Q: There’s been plenty of discussion in recent years about when heavy metal’s “old guard” finally call it a day. I was in Europe this year and it seems many of the festivals are still headlined by the same acts. Do you see a new crop of headliners stemming from the current younger bands out there ala Trivium and Five Finger Death Punch?
A: I see a lot of good bands, but I don’t see any bands that are going to be as big Metallica or Sabbath or Maiden. I just don’t see it. I’ve got an awful lot of respect for Trivium, Machine Head, Lamb of God, Slipknot, Rammstein and the rest of them. I really do, I think they’re great bands. But I think the record industry has diminished to the point where those bands can’t exist on that scale anymore, because there’s just not enough money.

What I think will happen is, the festivals will continue, but they will be headlined by smaller bands in five to ten years. But there’s no reason why Metallica, Priest, Sabbath, Motörhead, Maiden, all that lot, they can’t retire and then come and do the odd gig every couple of years until they’re literally 70 years old. Just the occasional one every three years or so, like the Stones do, and I think that’s probably what will happen. We won’t see Metallica doing a two-year tour anymore. We won’t see Maiden doing these massive epic things they do where they fly around the world. You just won’t see it. But you will see the occasional gig every now and then, and that’ll be a real occasion. I can imagine ten years from now, Slayer or whoever doing something just as a one-off, and us all going to see it and it’ll be pretty amazing.

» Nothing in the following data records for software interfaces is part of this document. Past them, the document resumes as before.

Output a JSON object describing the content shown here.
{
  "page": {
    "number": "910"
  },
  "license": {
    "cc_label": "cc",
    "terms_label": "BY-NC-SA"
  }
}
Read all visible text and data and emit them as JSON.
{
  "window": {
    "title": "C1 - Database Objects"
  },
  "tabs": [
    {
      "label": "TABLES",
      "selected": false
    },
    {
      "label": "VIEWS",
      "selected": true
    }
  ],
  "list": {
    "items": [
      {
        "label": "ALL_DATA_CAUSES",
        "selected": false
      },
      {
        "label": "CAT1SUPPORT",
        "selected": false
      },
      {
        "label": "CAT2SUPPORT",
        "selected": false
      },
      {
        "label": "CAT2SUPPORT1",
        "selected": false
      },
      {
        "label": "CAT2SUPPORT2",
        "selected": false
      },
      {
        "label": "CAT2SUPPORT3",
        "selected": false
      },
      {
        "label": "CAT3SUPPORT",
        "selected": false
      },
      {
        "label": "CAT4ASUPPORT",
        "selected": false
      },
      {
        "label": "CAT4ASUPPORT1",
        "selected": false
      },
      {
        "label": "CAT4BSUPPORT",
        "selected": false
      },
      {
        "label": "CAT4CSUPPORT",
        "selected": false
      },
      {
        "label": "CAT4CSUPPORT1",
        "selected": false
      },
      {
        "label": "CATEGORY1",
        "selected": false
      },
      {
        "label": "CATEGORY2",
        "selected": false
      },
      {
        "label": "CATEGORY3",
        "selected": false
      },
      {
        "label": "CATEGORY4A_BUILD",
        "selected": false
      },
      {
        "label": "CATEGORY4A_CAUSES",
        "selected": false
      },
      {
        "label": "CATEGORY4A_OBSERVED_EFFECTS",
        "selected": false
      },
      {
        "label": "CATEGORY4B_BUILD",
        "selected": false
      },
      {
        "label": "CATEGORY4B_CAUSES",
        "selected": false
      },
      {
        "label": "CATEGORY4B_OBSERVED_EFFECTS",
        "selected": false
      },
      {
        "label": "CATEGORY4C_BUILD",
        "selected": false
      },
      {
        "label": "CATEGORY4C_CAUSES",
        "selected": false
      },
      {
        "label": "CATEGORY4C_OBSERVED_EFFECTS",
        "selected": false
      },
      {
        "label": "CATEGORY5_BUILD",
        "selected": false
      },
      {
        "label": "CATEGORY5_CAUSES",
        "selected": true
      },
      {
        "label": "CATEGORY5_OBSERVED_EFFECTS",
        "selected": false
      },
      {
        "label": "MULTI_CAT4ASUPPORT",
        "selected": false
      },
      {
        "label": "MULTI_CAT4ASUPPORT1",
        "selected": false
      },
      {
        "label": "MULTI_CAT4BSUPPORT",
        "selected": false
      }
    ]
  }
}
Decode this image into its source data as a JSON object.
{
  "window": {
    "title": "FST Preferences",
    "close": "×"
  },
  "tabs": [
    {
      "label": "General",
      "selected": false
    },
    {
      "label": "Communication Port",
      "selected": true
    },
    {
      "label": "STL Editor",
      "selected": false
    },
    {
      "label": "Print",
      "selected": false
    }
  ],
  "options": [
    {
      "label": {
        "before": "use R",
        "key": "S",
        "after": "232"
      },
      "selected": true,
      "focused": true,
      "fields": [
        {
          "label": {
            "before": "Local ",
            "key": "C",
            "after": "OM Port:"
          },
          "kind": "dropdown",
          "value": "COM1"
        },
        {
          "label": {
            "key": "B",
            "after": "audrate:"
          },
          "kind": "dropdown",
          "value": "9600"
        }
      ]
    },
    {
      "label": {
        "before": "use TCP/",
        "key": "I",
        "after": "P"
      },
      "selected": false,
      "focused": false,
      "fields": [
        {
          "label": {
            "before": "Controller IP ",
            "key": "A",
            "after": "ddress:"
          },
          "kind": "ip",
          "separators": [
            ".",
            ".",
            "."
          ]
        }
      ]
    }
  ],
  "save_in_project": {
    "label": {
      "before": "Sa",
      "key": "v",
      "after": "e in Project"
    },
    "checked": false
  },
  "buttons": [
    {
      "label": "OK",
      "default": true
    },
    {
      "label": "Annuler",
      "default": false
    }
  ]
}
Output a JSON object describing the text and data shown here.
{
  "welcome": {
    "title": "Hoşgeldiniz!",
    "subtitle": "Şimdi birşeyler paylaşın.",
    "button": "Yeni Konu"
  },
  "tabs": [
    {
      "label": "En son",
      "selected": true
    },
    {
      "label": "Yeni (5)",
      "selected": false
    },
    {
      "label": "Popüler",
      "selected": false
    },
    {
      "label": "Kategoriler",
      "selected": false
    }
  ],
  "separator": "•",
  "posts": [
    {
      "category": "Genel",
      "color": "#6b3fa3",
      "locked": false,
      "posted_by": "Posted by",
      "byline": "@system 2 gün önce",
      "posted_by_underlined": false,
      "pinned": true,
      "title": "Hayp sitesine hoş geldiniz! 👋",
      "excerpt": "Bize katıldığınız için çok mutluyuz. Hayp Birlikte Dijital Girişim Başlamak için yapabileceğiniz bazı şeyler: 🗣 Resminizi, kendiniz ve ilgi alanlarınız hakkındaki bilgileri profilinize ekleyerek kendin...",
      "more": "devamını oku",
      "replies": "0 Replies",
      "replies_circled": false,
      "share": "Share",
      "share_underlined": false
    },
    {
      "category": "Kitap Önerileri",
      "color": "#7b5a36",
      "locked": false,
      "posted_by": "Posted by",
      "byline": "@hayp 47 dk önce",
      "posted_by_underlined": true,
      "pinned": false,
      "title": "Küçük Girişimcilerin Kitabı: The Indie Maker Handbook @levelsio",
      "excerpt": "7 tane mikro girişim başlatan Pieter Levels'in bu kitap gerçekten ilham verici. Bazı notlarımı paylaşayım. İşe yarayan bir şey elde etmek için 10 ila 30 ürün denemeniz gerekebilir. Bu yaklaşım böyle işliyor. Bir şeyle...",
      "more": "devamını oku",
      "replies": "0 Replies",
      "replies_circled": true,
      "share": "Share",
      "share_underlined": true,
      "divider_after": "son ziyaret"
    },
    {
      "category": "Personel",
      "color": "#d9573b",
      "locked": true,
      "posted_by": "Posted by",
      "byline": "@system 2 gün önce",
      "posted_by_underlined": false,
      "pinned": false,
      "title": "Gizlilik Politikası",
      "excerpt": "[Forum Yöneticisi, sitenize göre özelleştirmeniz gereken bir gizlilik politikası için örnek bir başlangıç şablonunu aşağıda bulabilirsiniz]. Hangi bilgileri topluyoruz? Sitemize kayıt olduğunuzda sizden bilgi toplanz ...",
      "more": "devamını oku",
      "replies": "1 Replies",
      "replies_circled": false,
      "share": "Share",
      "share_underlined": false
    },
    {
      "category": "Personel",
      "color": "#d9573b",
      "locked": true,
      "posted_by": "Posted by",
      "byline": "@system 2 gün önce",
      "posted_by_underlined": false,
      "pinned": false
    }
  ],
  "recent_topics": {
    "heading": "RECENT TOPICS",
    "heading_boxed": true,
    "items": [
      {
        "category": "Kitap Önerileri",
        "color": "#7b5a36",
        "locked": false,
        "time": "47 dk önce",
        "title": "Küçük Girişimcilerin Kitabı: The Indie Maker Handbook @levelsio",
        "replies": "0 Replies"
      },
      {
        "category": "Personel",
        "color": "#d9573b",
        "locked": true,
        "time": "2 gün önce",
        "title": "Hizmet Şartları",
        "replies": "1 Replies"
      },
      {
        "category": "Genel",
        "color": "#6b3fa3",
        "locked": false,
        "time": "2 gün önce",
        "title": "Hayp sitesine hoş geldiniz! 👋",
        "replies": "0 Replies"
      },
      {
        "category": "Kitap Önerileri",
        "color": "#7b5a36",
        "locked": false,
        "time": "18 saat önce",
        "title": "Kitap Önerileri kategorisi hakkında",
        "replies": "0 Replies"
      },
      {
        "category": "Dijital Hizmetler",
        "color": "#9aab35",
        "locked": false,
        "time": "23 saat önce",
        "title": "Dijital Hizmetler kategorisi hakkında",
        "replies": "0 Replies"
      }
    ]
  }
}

Q: What’s your view on a band like Kiss potentially taking it one step further, whereby Paul Stanley and Gene Simmons have said that no one is irreplaceable, including them, and that Kiss could continue for some time yet with new musicians?
A: Well, it’s interesting. Gene Simmons has been talking about that for years. I first interviewed him in about ’99, and he mentioned it then. So it’s obviously something they’ve had bubbling under, an idea that they could pass the torch on to impersonators essentially, and you could go and see it. In the case of Kiss, that would totally work. Okay, there’d be a little bit of a leap of faith, but as long as you go and you see the same faces in the same make-up, and the fireworks, the pyro and the same songs and the same vocals, or similar vocals, that would work.

In the case of the bands we’ve just been discussing, that would not work. Because you don’t want to go and see a Bruce Dickinson lookalike, you need to see the actual guy, because he’s not covered in make-up, he’s not wearing a mask and he’s not wearing some sort of stage thing that is tied to his identity. I’m actually full of admiration for Kiss for having the balls to try and do that, you know? I think that’s quite amusing, and Kiss is not really about the music, is it? It’s about the fun, the pyro, the acrobatics and the fucking jumping up and down and breathing fire. It’s not really about the actual person. So I think in that case that would work, but I do not see that working for any other band.

Q: Any famous last words?
A: Only thanks very much for having me on the site, it’s really appreciated, and keep up the good work in Australia.